The flip side is that a guy like Stanton can add juice to a lineup just by being there. He is a constant, daily threat, a hitting force that will cause others like Lucas Duda, Daniel Murphy, and others around him to see better pitches. Stanton doesn’t just hit homers, after all. He did have a .290 average last season to go along with a league-high .608 slugging percentage.
Obviously, he and, apparently, the Rockies’ Carlos Gonzalez, are two of those special players for whom a GM would consider trading two so-called can’t-miss prospects. We say so-called because there really is no such thing as a can’t-miss. Just think of all the projected five-tool players who draw raves in the minors, only to flop in the majors.
Still, you don’t make this sort of move for just anyone. Pair either Stanton or Gonzalez up with David Wright, and the Mets might just get the offense they’ve lacked the past couple of years.
As far as giving up the prospects, teams have succeeded quite well in the short-term doing just that. It’s a big part of how the Phillies turned themselves into a power. The Yankees have been doing it for generations.
It all depends on what you prefer — the excitement and mystery of watching young stars develop, or the immediate gratification of a special, young, veteran’s contributions. The former takes time and risk, the latter could turn an also-ran into a playoff team the moment he arrives.

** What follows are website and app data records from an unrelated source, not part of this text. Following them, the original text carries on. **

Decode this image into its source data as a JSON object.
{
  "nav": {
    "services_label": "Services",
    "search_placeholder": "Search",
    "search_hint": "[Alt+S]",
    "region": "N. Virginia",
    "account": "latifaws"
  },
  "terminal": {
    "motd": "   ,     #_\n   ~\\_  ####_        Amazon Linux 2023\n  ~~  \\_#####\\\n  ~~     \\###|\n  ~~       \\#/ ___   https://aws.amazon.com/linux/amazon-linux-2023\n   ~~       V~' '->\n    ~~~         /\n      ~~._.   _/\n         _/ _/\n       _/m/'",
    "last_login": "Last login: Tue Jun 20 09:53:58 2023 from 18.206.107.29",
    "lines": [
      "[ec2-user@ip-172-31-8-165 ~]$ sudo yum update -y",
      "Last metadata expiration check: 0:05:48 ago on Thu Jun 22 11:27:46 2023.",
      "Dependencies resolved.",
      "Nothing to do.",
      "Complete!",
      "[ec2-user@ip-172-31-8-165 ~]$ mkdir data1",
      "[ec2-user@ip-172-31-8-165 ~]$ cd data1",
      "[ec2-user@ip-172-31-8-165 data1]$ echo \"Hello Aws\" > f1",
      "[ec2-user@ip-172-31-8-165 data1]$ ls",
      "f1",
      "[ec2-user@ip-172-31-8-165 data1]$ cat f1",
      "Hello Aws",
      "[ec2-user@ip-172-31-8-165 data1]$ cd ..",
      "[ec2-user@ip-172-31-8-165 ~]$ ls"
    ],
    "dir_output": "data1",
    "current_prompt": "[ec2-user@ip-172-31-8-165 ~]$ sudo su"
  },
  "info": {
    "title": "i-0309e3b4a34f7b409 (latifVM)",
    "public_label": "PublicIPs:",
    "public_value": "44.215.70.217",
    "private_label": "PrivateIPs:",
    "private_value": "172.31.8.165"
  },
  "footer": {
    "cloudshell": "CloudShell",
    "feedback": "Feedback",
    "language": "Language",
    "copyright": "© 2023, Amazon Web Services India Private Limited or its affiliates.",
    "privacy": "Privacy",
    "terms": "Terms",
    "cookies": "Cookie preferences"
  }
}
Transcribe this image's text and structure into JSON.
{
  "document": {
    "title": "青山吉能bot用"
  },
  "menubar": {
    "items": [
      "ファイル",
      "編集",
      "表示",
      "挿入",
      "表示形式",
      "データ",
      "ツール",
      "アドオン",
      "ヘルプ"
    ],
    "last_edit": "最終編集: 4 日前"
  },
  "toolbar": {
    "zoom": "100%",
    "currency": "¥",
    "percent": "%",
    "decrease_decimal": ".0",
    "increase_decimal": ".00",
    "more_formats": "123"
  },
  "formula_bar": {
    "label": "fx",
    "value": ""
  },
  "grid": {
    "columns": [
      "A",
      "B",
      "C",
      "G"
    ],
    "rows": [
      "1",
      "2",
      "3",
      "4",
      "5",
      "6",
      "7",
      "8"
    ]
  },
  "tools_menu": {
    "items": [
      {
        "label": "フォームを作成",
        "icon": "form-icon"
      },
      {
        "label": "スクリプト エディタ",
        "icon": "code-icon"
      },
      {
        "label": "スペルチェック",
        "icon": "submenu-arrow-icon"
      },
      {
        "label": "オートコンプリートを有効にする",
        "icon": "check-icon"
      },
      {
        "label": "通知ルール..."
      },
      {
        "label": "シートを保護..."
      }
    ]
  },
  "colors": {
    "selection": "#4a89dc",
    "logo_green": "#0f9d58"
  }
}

Choose your weapon.
What would you do? Trade the young studs for Giancarlo? Mets fans, be heard in the comments!